By default whenever I have a situation in which I have an object assigned to a variable it is a reference to that object. When I use the assignment operator to create another variable and assign that reference to an object as its value, it is not a copy of that object it is just yet another reference to the same object. This is what is meant by copying by reference rather than value.
In many cases this is actually what I want, but some times I want to work with a copy of an object so that I do not mutate the original source object, a typical task in functional programing. As such I need some kind of way to make a copy (or clone) of an object where it is not a reference but a whole new independent copy of that object with the same set of values.
Sometimes just a simple shallow clone of the object will work, which is the case with this very simple object example. The reason why is because it does not have any nested objects, or references to other objects outside of it. So just something
So now that we have the very basics of coping by referencing, and copying b value understood lets take things just one step further and working with a few examples that have to do with introducing just one nested object. In this section I am still just working with plain old objects, and not doing anything to weird with the prototype chain, or any other advanced topic when it comes to this subject.
2.1 - Basic nested object example where I am cloning just the first object, but referencing the first nested object.

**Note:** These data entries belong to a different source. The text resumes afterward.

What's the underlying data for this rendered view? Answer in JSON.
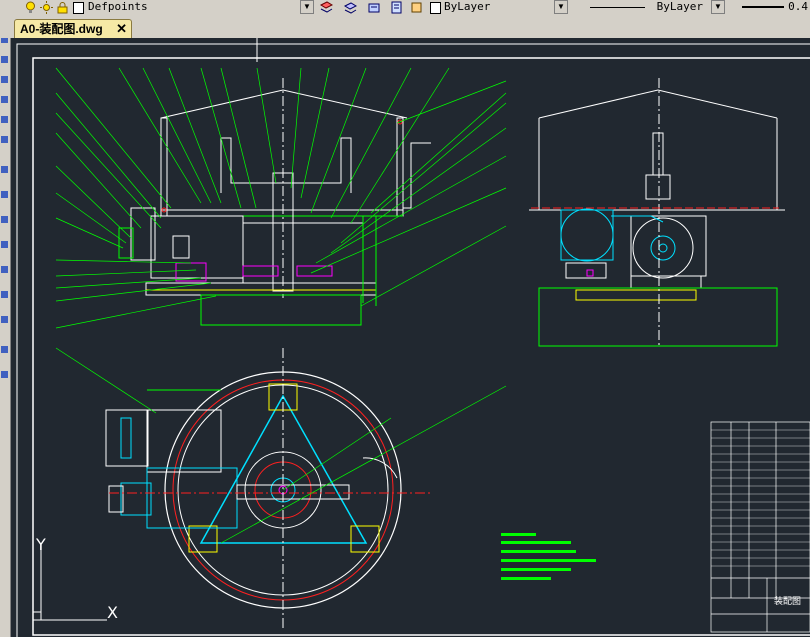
{
  "toolbar": {
    "layer_name": "Defpoints",
    "color_value": "ByLayer",
    "linetype_value": "ByLayer",
    "lineweight_value": "0.4"
  },
  "tab": {
    "title": "A0-装配图.dwg",
    "close_glyph": "✕"
  },
  "drawing": {
    "ucs_y": "Y",
    "ucs_x": "X",
    "title_block_label": "装配图",
    "colors": {
      "background": "#212830",
      "green": "#00ff00",
      "cyan": "#00e0ff",
      "white": "#ffffff",
      "yellow": "#ffff00",
      "magenta": "#ff00ff",
      "red": "#ff2020"
    }
  }
}
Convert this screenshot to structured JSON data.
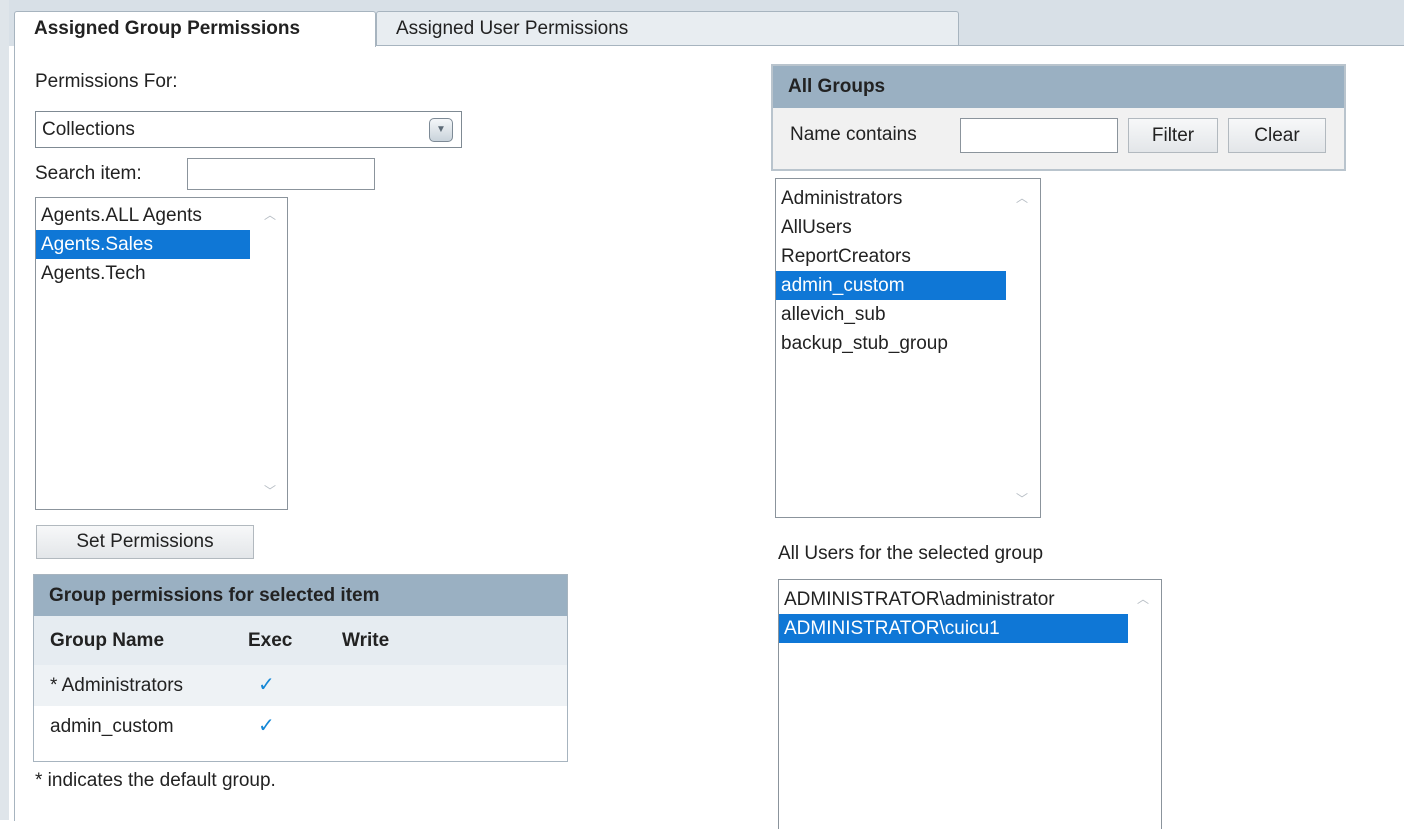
{
  "tabs": [
    {
      "label": "Assigned Group Permissions",
      "active": true
    },
    {
      "label": "Assigned User Permissions",
      "active": false
    }
  ],
  "left": {
    "permissions_for_label": "Permissions For:",
    "permissions_for_value": "Collections",
    "search_label": "Search item:",
    "search_value": "",
    "items": [
      "Agents.ALL Agents",
      "Agents.Sales",
      "Agents.Tech"
    ],
    "selected_item": "Agents.Sales",
    "set_permissions_label": "Set Permissions"
  },
  "group_permissions": {
    "title": "Group permissions for selected item",
    "columns": [
      "Group Name",
      "Exec",
      "Write"
    ],
    "rows": [
      {
        "name": "* Administrators",
        "exec": true,
        "write": false
      },
      {
        "name": "admin_custom",
        "exec": true,
        "write": false
      }
    ],
    "footnote": "* indicates the default group."
  },
  "all_groups": {
    "title": "All Groups",
    "name_contains_label": "Name contains",
    "name_contains_value": "",
    "filter_label": "Filter",
    "clear_label": "Clear",
    "groups": [
      "Administrators",
      "AllUsers",
      "ReportCreators",
      "admin_custom",
      "allevich_sub",
      "backup_stub_group"
    ],
    "selected_group": "admin_custom"
  },
  "users": {
    "label": "All Users for the selected group",
    "items": [
      "ADMINISTRATOR\\administrator",
      "ADMINISTRATOR\\cuicu1"
    ],
    "selected_user": "ADMINISTRATOR\\cuicu1"
  },
  "icons": {
    "check": "checkmark-icon",
    "dropdown": "chevron-down-icon",
    "scroll_up": "scroll-up-icon",
    "scroll_down": "scroll-down-icon"
  },
  "colors": {
    "selection": "#0f77d6",
    "header": "#9ab0c2",
    "check": "#1487d6"
  }
}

So when it comes to having an object within an object the basic way of cloning an object or shallow cloning will still work okay with primitive values of the object that is being clone just as before. However it will not work with any nested object as that is an example of just repeating what we where doing in the first place.
In other words I am still creating a new object, but that is just it, one object and not any additional nested objects.

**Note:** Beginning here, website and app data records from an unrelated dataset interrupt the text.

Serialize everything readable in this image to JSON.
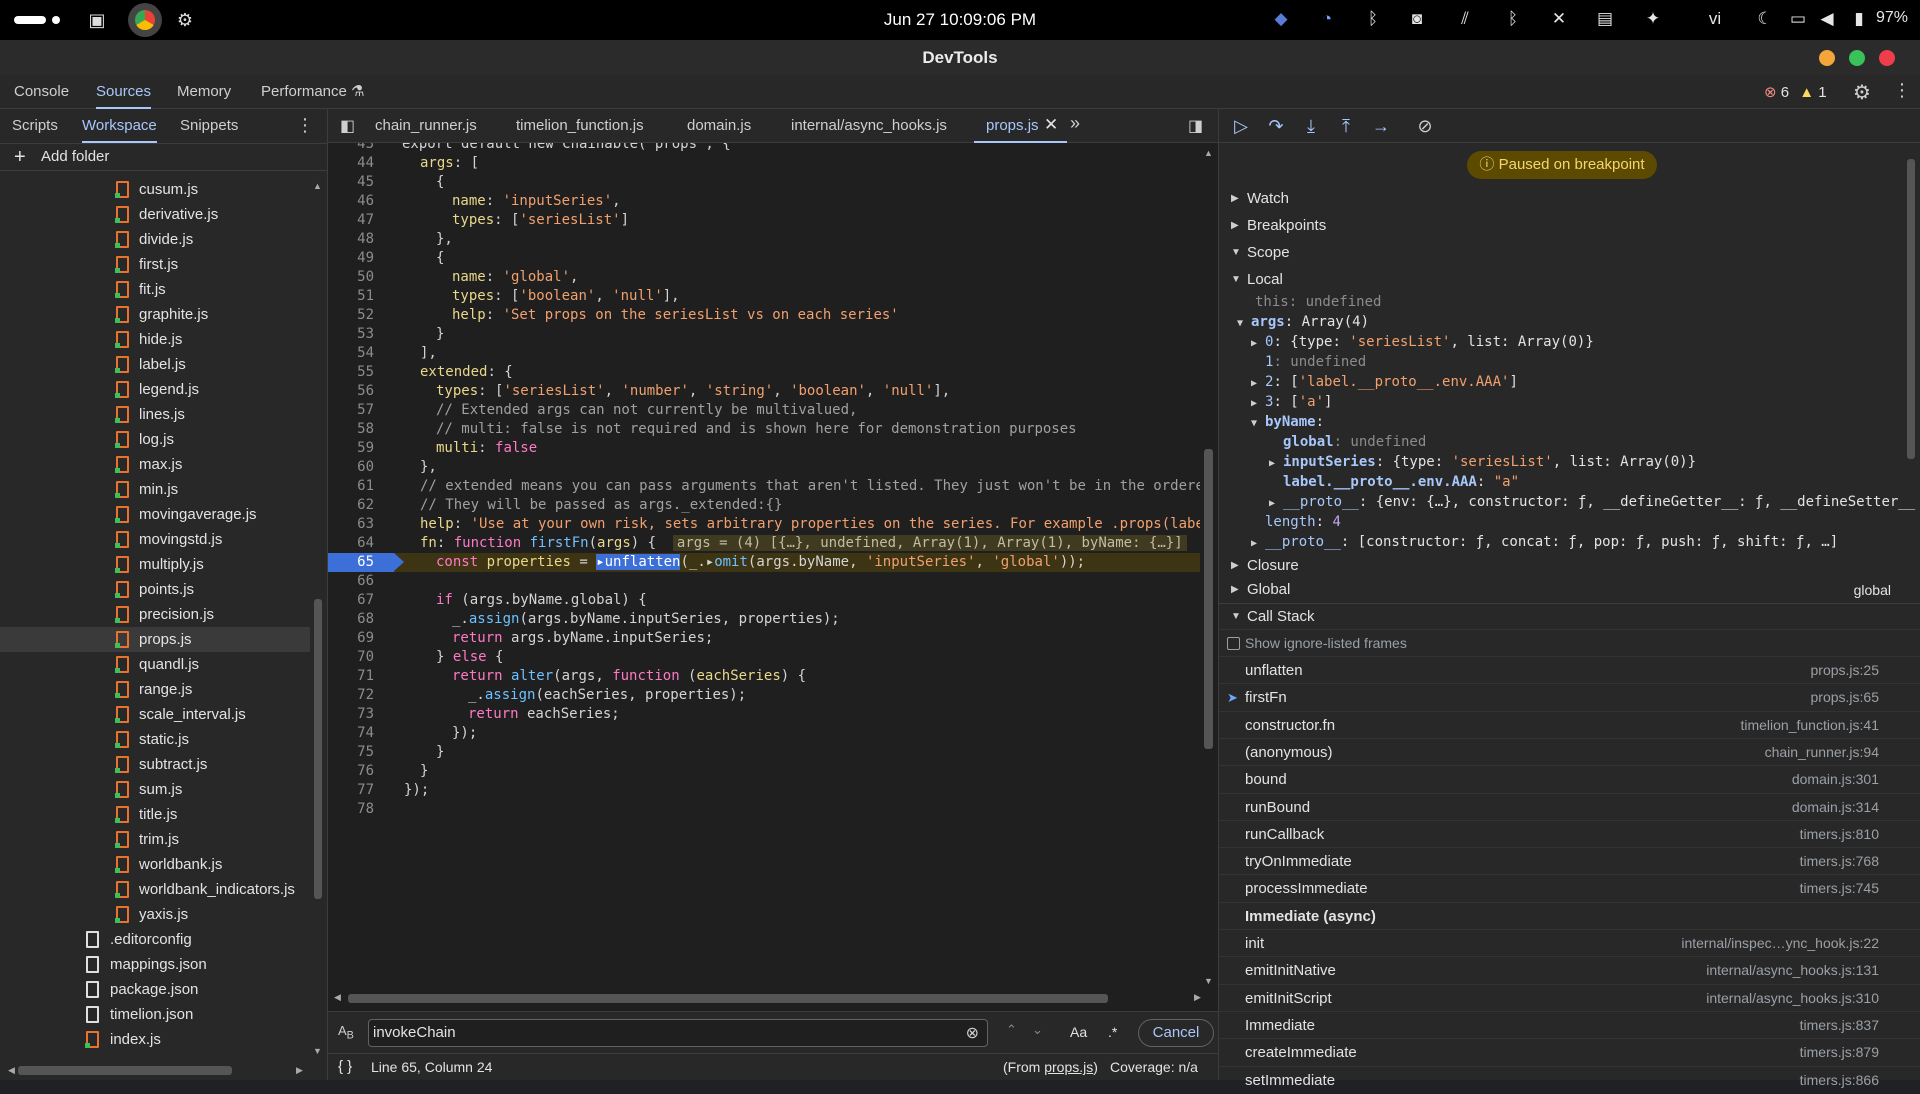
{
  "system": {
    "clock": "Jun 27  10:09:06 PM",
    "battery": "97%",
    "keyboard": "vi"
  },
  "window": {
    "title": "DevTools"
  },
  "main_tabs": [
    "Console",
    "Sources",
    "Memory",
    "Performance"
  ],
  "counts": {
    "errors": "6",
    "warnings": "1"
  },
  "left": {
    "tabs": [
      "Scripts",
      "Workspace",
      "Snippets"
    ],
    "add_folder": "Add folder",
    "files": [
      "cusum.js",
      "derivative.js",
      "divide.js",
      "first.js",
      "fit.js",
      "graphite.js",
      "hide.js",
      "label.js",
      "legend.js",
      "lines.js",
      "log.js",
      "max.js",
      "min.js",
      "movingaverage.js",
      "movingstd.js",
      "multiply.js",
      "points.js",
      "precision.js",
      "props.js",
      "quandl.js",
      "range.js",
      "scale_interval.js",
      "static.js",
      "subtract.js",
      "sum.js",
      "title.js",
      "trim.js",
      "worldbank.js",
      "worldbank_indicators.js",
      "yaxis.js"
    ],
    "other_files": [
      ".editorconfig",
      "mappings.json",
      "package.json",
      "timelion.json",
      "index.js"
    ],
    "selected": "props.js"
  },
  "editor": {
    "tabs": [
      "chain_runner.js",
      "timelion_function.js",
      "domain.js",
      "internal/async_hooks.js",
      "props.js"
    ],
    "first_line_partial": "export default new Chainable('props', {",
    "current_line": "65",
    "search_value": "invokeChain",
    "cancel": "Cancel",
    "case_label": "Aa",
    "regex_label": ".*",
    "status": {
      "position": "Line 65, Column 24",
      "from_prefix": "(From ",
      "from_file": "props.js",
      "from_suffix": ")",
      "coverage": "Coverage: n/a"
    }
  },
  "debugger": {
    "paused": "Paused on breakpoint",
    "sections": {
      "watch": "Watch",
      "breakpoints": "Breakpoints",
      "scope": "Scope",
      "local": "Local",
      "closure": "Closure",
      "global": "Global",
      "global_val": "global",
      "callstack": "Call Stack",
      "ignore": "Show ignore-listed frames"
    },
    "callstack": [
      {
        "name": "unflatten",
        "loc": "props.js:25"
      },
      {
        "name": "firstFn",
        "loc": "props.js:65",
        "current": true
      },
      {
        "name": "constructor.fn",
        "loc": "timelion_function.js:41"
      },
      {
        "name": "(anonymous)",
        "loc": "chain_runner.js:94"
      },
      {
        "name": "bound",
        "loc": "domain.js:301"
      },
      {
        "name": "runBound",
        "loc": "domain.js:314"
      },
      {
        "name": "runCallback",
        "loc": "timers.js:810"
      },
      {
        "name": "tryOnImmediate",
        "loc": "timers.js:768"
      },
      {
        "name": "processImmediate",
        "loc": "timers.js:745"
      },
      {
        "name": "Immediate (async)",
        "loc": "",
        "header": true
      },
      {
        "name": "init",
        "loc": "internal/inspec…ync_hook.js:22"
      },
      {
        "name": "emitInitNative",
        "loc": "internal/async_hooks.js:131"
      },
      {
        "name": "emitInitScript",
        "loc": "internal/async_hooks.js:310"
      },
      {
        "name": "Immediate",
        "loc": "timers.js:837"
      },
      {
        "name": "createImmediate",
        "loc": "timers.js:879"
      },
      {
        "name": "setImmediate",
        "loc": "timers.js:866"
      }
    ]
  }
}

So in order to resolve this I mist find a way to deep clone, rather than shallow clone the object and its nested object. One way to do this is the same way as before it is just that now I need to do so recursively.

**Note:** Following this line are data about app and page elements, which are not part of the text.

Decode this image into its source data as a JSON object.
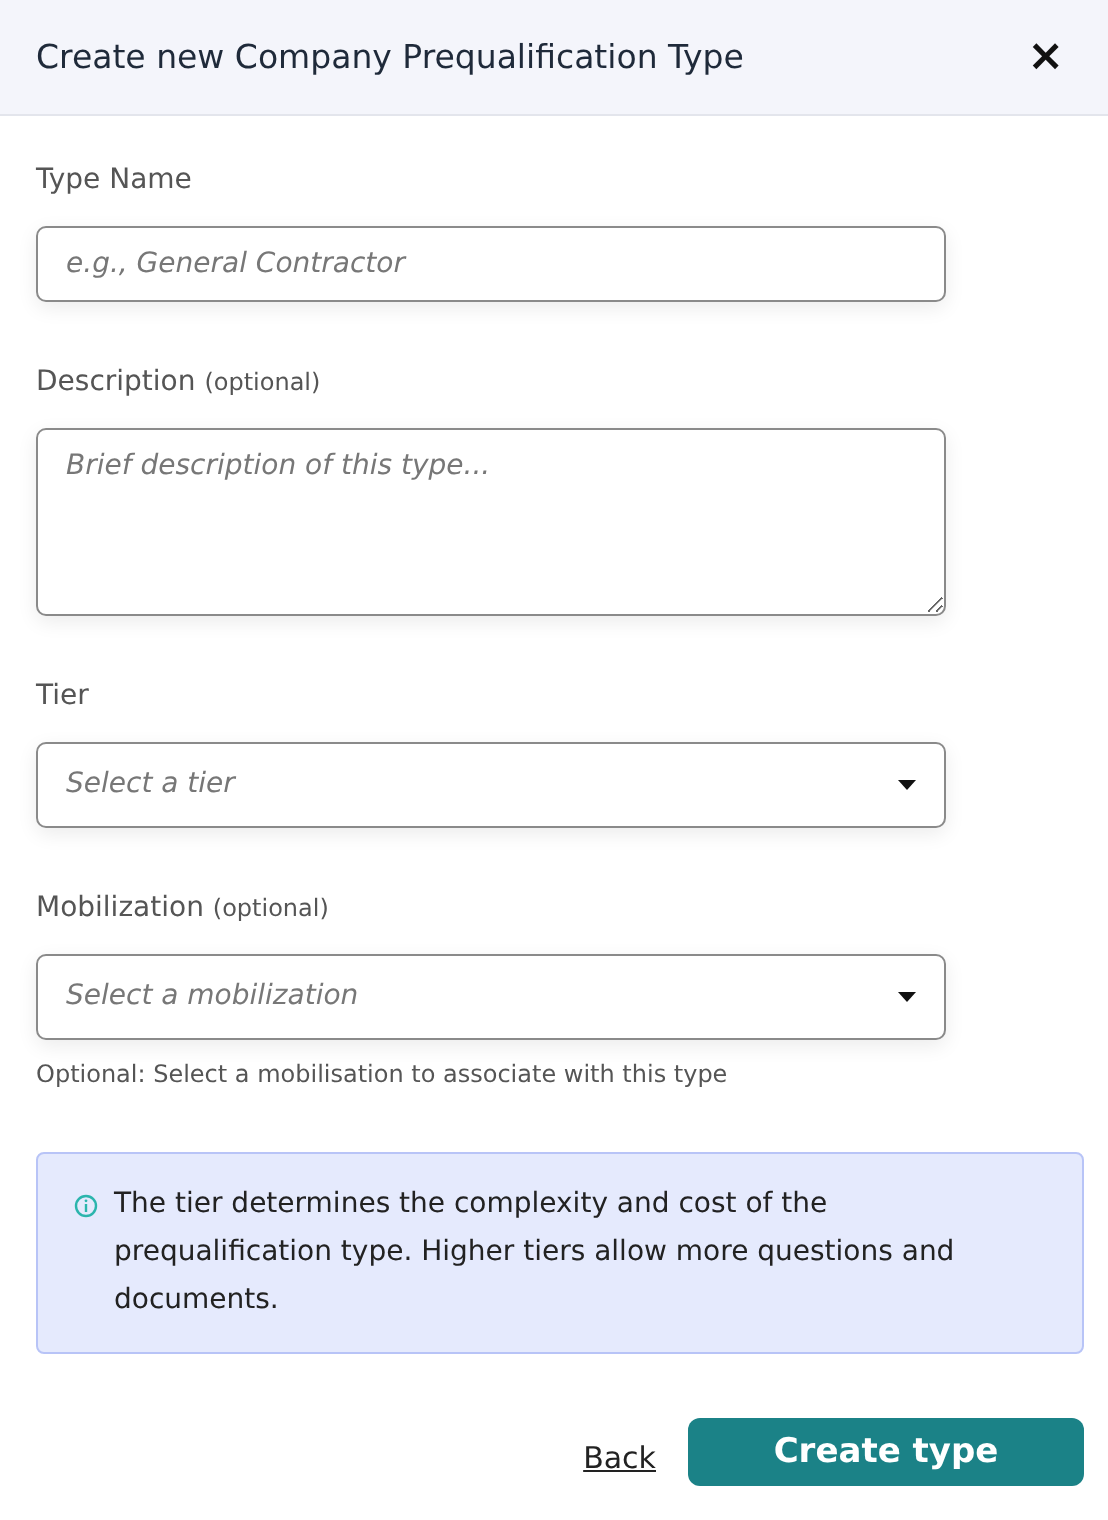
{
  "modal": {
    "title": "Create new Company Prequalification Type",
    "close_label": "×"
  },
  "fields": [
    {
      "kind": "text",
      "label": "Type Name",
      "placeholder": "e.g., General Contractor"
    },
    {
      "kind": "textarea",
      "label": "Description",
      "label_suffix": "(optional)",
      "placeholder": "Brief description of this type..."
    },
    {
      "kind": "select",
      "label": "Tier",
      "placeholder": "Select a tier"
    },
    {
      "kind": "select",
      "label": "Mobilization",
      "label_suffix": "(optional)",
      "placeholder": "Select a mobilization",
      "help": "Optional: Select a mobilisation to associate with this type"
    }
  ],
  "info": {
    "text": "The tier determines the complexity and cost of the prequalification type. Higher tiers allow more questions and documents."
  },
  "buttons": {
    "back": "Back",
    "submit": "Create type"
  }
}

One common way to go about copying an object is to use a for in loop.
This will work okay, as long as I don’t need a deep cone of the object in which case it will not work okay, as it just copy’s the keys of the object to a new object. Never the less many clone methods work just like this in some fashion, and it is often called a shallow clone of an object.
So when I am in a situation when I need to not just have a shallow copy of an object, but a full copy of the object, and all objects in it, I need some kind of deep clone method.
This will work okay, but one problem that comes to mind right off that bat is what happens when I feed this method an object with a circular reference in it. That will of course result in an infinite loop.
So to fix my clone method I am making here, I would just want to test if a key value is a reference to the object, and if so make the reference.
I never really got into ES2015+, Still I guess it is time to get current. As such If I am in a situation in which I do not care much about backward compatibility there is of course Object.assign.
Using something like lodash to clone might be the best option still these days. I know that there are some nice features in EX2015+ for cloning built into the browser itself these days, but I am the kind of person that worries about my code breaking when someone visits my project with an older browser. It’s still nice to have a method in something that will work on modern browsers, and also that older platform that most people still use.
This one is pretty simple, as long as I am always dealing with a client that has JSON which is most browsers in use these days.
Cloning of objects can become somewhat intense, but there are many solutions, and just a few concepts that needs to be remembered. All solutions involve shallow cloning, and or deep cloning. There is also the matter of having the prototype chain merged down or not, but that often just involves making a new instance of the class that is being used.